Exact reproduction required: the lines below from the line with "Enumerate this screenshot's" to the line with "Transcribe this image's", both ends included, and no others.

========

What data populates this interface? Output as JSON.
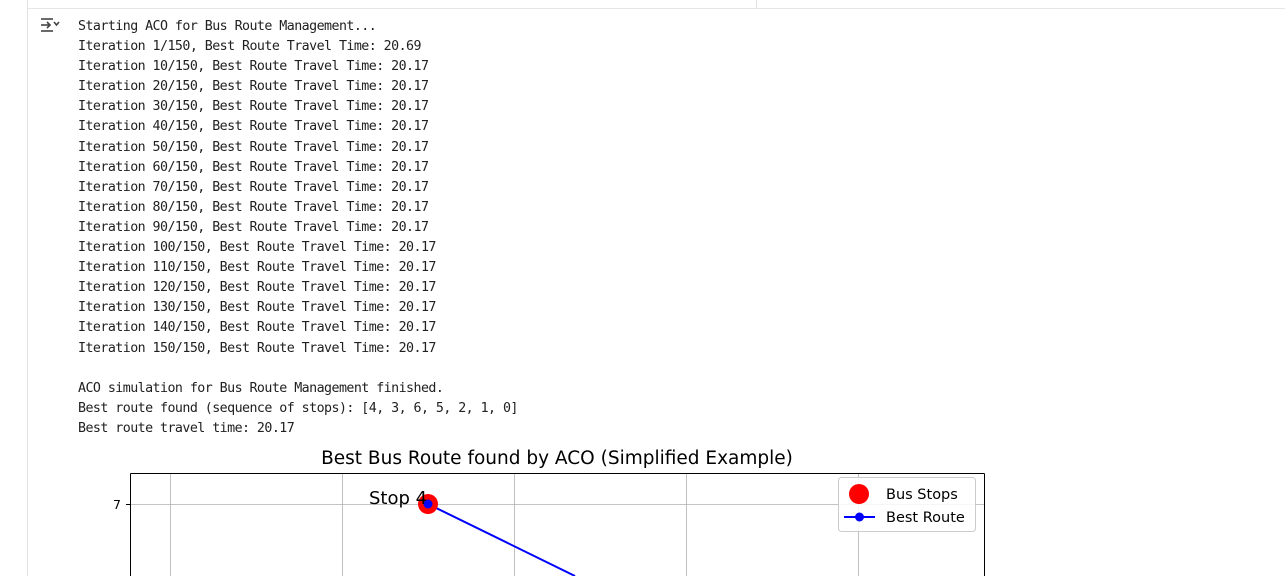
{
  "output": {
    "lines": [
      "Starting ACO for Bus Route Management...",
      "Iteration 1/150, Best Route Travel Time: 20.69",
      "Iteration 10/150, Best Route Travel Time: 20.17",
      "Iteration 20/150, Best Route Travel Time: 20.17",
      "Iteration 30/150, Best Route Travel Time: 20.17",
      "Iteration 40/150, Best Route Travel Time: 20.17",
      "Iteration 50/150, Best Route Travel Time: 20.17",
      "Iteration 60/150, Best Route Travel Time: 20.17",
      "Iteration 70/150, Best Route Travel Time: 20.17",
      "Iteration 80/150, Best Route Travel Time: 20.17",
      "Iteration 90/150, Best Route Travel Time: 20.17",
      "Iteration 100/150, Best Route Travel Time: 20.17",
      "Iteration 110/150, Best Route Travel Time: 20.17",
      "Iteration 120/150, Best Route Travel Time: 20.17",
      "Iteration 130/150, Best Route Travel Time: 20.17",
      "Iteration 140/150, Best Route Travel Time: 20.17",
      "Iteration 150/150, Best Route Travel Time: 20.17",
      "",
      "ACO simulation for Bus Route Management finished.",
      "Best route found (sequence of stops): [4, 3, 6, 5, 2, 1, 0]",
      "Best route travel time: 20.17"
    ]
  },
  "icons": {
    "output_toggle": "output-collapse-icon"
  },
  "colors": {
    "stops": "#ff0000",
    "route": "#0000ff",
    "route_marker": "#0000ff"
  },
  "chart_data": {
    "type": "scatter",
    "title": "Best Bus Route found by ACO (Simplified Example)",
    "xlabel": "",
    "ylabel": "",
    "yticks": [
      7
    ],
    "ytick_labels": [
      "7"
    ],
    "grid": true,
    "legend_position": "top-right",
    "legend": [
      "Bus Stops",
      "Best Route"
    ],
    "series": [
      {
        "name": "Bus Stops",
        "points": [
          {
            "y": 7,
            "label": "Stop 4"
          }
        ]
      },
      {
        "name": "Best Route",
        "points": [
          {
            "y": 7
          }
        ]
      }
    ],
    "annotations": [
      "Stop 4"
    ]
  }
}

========

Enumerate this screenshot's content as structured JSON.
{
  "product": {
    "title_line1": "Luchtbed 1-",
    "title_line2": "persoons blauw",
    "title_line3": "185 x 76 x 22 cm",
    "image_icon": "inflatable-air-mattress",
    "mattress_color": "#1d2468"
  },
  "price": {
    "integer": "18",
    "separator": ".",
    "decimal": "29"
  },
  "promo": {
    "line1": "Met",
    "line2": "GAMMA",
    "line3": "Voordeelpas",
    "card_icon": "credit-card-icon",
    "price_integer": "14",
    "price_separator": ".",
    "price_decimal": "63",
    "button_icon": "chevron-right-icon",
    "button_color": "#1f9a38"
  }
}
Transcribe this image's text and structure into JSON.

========

• [RESULT OF THE TASK]
Enumerate this screenshot's content as structured JSON.
{
  "product": {
    "title_line1": "Luchtbed 1-",
    "title_line2": "persoons blauw",
    "title_line3": "185 x 76 x 22 cm",
    "image_icon": "inflatable-air-mattress",
    "mattress_color": "#1d2468"
  },
  "price": {
    "integer": "18",
    "separator": ".",
    "decimal": "29"
  },
  "promo": {
    "line1": "Met",
    "line2": "GAMMA",
    "line3": "Voordeelpas",
    "card_icon": "credit-card-icon",
    "price_integer": "14",
    "price_separator": ".",
    "price_decimal": "63",
    "button_icon": "chevron-right-icon",
    "button_color": "#1f9a38"
  }
}
Transcribe this image's text and structure into JSON.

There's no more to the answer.